14. Growing Disproportionately
As babies, the cells in our bodies dictate how we grow. Limbs, head, feet, fingers, and toes; it’s expected that everything will grow at the right rate so that it looks mostly symmetrical when we’re born. But there can be some complications in the womb, especially with the AKT1 gene that can cause problems. And that problem is called Proteus syndrome. The different kinds of tissues in the body, including bones and skin, are growing at different rates in various areas of the body. At birth, there are no signs that the syndrome is even present. But as the child gets older, the symptoms become quite clear.
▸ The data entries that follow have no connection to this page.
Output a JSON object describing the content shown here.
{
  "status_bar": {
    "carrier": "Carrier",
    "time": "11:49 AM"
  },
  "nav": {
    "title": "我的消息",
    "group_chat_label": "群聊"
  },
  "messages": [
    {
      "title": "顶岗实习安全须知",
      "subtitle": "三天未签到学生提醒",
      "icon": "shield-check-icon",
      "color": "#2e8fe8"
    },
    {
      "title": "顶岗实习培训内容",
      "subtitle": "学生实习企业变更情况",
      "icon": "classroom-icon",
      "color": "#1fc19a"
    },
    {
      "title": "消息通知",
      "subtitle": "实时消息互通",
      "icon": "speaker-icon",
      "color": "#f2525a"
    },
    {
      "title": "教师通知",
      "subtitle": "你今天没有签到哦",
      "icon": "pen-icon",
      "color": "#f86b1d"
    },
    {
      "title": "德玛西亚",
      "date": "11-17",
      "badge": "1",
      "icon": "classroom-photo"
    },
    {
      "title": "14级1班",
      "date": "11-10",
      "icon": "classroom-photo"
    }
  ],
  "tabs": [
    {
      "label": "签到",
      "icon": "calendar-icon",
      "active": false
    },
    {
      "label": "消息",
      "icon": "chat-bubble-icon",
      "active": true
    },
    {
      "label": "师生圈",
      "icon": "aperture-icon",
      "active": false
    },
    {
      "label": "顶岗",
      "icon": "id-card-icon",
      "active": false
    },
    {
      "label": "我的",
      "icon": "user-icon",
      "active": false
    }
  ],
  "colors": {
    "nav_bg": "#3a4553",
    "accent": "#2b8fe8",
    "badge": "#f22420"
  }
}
One hand could end up being longer and larger than the other, for example. But there are more serious underlying conditions arising from this syndrome, such as poor eyesight, being more prone to seizures, growth of noncancerous tumors, increased formation of blood clots, and mental disabilities. The most famous Proteus syndrome case is Joseph Carey Merrick, more popularly known as “The Elephant Man.”